GIOVANNI TRAPATTONI SINGLED out one lapse in concentration as the moment which changed tonight’s Euro 2012 warm-up match against the Czech Republic, and almost ended the Republic of Ireland’s unbeaten streak.
It was a familar face who took full benefit of some sloppy Irish defending in the 50th minute to give the visitors the lead which the possession stats suggested they deserved. Former Liverpool and Aston Villa striker Milan Baros was left completely unmarked as John O’Shea gravitated towards the ball, and he made no mistake when finishing past Shay Given.
It was only when substitute Simon Cox showed two brilliant touches to make it 1-1 in the dying minutes that Ireland preserved their run of games without defeat, extending it to 12.
The Czechs’ dominance came as no surprise, Trapattoni said afterwards, but had it not been for the mistake which gifted Baros their only real chance of the game, Ireland’s attempt to stifle their opponents may just have worked.
It was a great mistake, this misunderstanding. The defender goes to the ball and left his opponent.
Obviously, they had more possession ball. I saw many times and I said this is a great team.
We couldn’t contain them in midfield, they were superior. But without this great misunderstanding, I think we continue in this way.
The schoolboy manner of its concession aside, Trapattoni seemed almost pleased that his team had gone behind. It gave them the opportunity to show their mentality and attitude, qualities which he prizes above all.
“We didn’t let go of the willingness to play and to be aggressive,” Trapattoni said of his team’s response to going a goal down. ”I think the draw is right.”

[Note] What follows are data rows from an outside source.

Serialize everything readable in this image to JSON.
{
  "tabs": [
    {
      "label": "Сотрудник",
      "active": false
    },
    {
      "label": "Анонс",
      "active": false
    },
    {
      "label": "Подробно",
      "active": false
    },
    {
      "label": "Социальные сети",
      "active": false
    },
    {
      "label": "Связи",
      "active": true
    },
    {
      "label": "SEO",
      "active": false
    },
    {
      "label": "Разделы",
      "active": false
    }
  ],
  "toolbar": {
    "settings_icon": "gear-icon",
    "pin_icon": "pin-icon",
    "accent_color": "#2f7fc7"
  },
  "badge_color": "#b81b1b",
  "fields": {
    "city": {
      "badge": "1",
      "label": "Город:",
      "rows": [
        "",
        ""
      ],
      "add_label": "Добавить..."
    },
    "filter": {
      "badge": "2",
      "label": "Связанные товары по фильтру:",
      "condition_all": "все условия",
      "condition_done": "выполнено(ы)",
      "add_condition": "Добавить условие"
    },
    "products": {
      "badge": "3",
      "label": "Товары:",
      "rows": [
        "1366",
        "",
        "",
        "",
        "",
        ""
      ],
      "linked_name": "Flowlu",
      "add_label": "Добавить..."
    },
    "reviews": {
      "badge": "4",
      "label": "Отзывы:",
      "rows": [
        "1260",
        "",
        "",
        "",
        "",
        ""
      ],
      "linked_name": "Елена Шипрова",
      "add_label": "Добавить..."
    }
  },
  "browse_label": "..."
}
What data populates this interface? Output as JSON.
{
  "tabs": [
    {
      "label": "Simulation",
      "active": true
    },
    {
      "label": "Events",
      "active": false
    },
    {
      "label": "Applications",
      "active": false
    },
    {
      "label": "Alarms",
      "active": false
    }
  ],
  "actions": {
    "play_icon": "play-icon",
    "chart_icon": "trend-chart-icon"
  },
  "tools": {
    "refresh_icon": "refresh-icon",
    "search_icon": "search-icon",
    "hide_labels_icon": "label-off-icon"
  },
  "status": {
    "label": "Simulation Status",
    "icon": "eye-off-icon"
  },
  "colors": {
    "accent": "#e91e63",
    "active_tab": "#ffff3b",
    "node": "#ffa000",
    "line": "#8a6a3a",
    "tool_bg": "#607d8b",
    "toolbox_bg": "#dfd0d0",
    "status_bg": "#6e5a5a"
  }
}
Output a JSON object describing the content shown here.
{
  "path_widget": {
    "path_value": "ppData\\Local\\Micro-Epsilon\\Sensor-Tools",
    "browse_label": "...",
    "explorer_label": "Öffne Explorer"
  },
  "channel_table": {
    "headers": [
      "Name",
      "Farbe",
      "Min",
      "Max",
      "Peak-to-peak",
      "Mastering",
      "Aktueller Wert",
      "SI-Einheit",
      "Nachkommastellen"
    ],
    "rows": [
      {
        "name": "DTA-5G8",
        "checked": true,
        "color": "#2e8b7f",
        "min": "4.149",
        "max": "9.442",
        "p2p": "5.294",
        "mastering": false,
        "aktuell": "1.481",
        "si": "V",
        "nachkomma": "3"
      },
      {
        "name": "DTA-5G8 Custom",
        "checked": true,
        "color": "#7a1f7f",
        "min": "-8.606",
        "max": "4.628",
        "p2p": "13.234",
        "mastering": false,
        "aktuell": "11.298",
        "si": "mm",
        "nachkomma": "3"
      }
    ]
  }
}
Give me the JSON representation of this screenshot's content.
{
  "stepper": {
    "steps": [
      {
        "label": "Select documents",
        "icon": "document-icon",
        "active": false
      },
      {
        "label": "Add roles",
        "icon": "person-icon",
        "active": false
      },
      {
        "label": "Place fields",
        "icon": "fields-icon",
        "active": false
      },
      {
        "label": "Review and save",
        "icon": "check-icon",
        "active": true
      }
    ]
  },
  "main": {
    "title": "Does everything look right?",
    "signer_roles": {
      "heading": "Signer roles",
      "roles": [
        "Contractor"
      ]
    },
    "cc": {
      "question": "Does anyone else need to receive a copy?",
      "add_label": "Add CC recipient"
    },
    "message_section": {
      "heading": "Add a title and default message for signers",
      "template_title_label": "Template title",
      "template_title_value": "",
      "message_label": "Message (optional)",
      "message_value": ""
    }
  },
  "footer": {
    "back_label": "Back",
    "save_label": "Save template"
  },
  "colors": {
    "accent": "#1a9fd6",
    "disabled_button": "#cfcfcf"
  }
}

The decision to introduce a fresh strike duo in Jon Walters and Simon Cox for the final 20 minutes especially pleased the Italian. Their performance, and Cox’s goal, proved again that they are viable alternatives to the traditional Keane-Doyle pairing.
With the new energy, we were more aggressive, we win many balls.
They [Walters and Cox] were fundamental in pressing and also because they were very sharp. They played a very sharp game.
I am confident that we can believe also in their quality. Cox, this is third time he scored.
There was also praise from the manager for captain Robbie Keane, asked to play in a more withdrawn role behind Shane Long tonight — the “Totti role”, as Trapattoni described it on Monday.
Keane flies back to the LA Galaxy this week ahead of the beginning of the new MLS season on 10 March. The decision to go to Los Angeles, and to come back for a brief Premier League loan with Aston Villa, are clearly working to his benefit, Trapattoni said.
“He has a new energy. He is psychologically more fresh. He played well, very well.
“I think this switch did him a lot of good, both [to go and to come back]. It renewed his self-confidence.”
And what about James McClean, introduced for his debut 12 minutes from time to a raucous ovation from the 37,741 fans?
It was an award for him. McGeady and Duff, they were doing well.
It was important for him to show him that I believe in him, in his quality, and I wish to give him the confidence. I called him also ten days ago and said that I will play you also in the future.
But Trapattoni wouldn’t be pressed on whether or not the young Sunderland winger will be on the plane to Poland this summer.
“Now we have time. Every week, we have injury or no. He continue in our team and in the league, we have time to decide.”